A Long Tsunobukuro or Horn Bag: Bast Fiber Dyed in Green Persimmon Tannin

$275.00 USD

early twentieth century
59" x 13 1/4", 150 cm x 33.5 cm

This is a tsunobukuro, or horn bag, so called because of its unique appearance: this bag is fashioned from one length of cloth hand sewn on the bias, an ingenious way to achieve zero waste.

The result of this construction are two "horns" which appear at the top of the bag.

Tsunobukuro were made for storage and hauling. Grains, beans or rice were often the items which were stored in these bias-constructed bags.

This particular tsunobukuro is hand stitched from woven hemp cloth that was dipped into kaki shibu, a liquid tannin extracted from a special type of inedible persimmon which are cultivated expressly for their tannin: kaki shibu stains objects with a brown color and helps to make fibers and surfaces more durable: kaki shibu also has a waterproofing quality.  

It has very long, twined hemp fiber ties and there is a bit of loss to the top, right "horn." As well there are some very slight spots of discoloration especially to the bottom area of the bag.

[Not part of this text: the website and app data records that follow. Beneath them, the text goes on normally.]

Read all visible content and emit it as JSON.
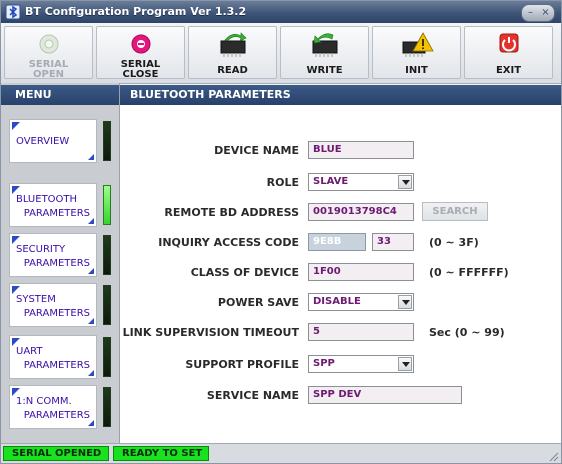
{
  "window": {
    "title": "BT Configuration Program Ver 1.3.2",
    "app_icon": "bluetooth-app-icon",
    "controls": {
      "minimize": "–",
      "close": "×"
    }
  },
  "toolbar": {
    "buttons": [
      {
        "label": "SERIAL OPEN",
        "line1": "SERIAL",
        "line2": "OPEN",
        "icon": "plug-icon",
        "enabled": false
      },
      {
        "label": "SERIAL CLOSE",
        "line1": "SERIAL",
        "line2": "CLOSE",
        "icon": "disconnect-icon",
        "enabled": true
      },
      {
        "label": "READ",
        "icon": "chip-read-icon",
        "enabled": true
      },
      {
        "label": "WRITE",
        "icon": "chip-write-icon",
        "enabled": true
      },
      {
        "label": "INIT",
        "icon": "chip-warning-icon",
        "enabled": true
      },
      {
        "label": "EXIT",
        "icon": "power-icon",
        "enabled": true
      }
    ]
  },
  "menu": {
    "title": "MENU",
    "items": [
      {
        "line1": "OVERVIEW",
        "line2": "",
        "active": false
      },
      {
        "line1": "BLUETOOTH",
        "line2": "PARAMETERS",
        "active": true
      },
      {
        "line1": "SECURITY",
        "line2": "PARAMETERS",
        "active": false
      },
      {
        "line1": "SYSTEM",
        "line2": "PARAMETERS",
        "active": false
      },
      {
        "line1": "UART",
        "line2": "PARAMETERS",
        "active": false
      },
      {
        "line1": "1:N COMM.",
        "line2": "PARAMETERS",
        "active": false
      }
    ]
  },
  "panel": {
    "title": "BLUETOOTH PARAMETERS",
    "device_name": {
      "label": "DEVICE NAME",
      "value": "BLUE"
    },
    "role": {
      "label": "ROLE",
      "value": "SLAVE"
    },
    "remote_bd_address": {
      "label": "REMOTE BD ADDRESS",
      "value": "0019013798C4",
      "search_label": "SEARCH"
    },
    "inquiry_access_code": {
      "label": "INQUIRY ACCESS CODE",
      "value_prefix": "9E8B",
      "value": "33",
      "range": "(0 ~ 3F)"
    },
    "class_of_device": {
      "label": "CLASS OF DEVICE",
      "value": "1F00",
      "range": "(0 ~ FFFFFF)"
    },
    "power_save": {
      "label": "POWER SAVE",
      "value": "DISABLE"
    },
    "link_supervision_timeout": {
      "label": "LINK SUPERVISION TIMEOUT",
      "value": "5",
      "range": "Sec (0 ~ 99)"
    },
    "support_profile": {
      "label": "SUPPORT PROFILE",
      "value": "SPP"
    },
    "service_name": {
      "label": "SERVICE NAME",
      "value": "SPP DEV"
    }
  },
  "status": {
    "serial": "SERIAL OPENED",
    "state": "READY TO SET"
  },
  "colors": {
    "accent_header": "#2f4b76",
    "value_text": "#6d1a72",
    "status_green": "#18e21e",
    "menu_text": "#3a0ea8"
  }
}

For the serious collector of  old Japanese of rural cloth and utilitarian, functional fabrics, this bag is a welcome addition to your collection both for its fine condition and its type. 

A beautifully simple tsunobukuro.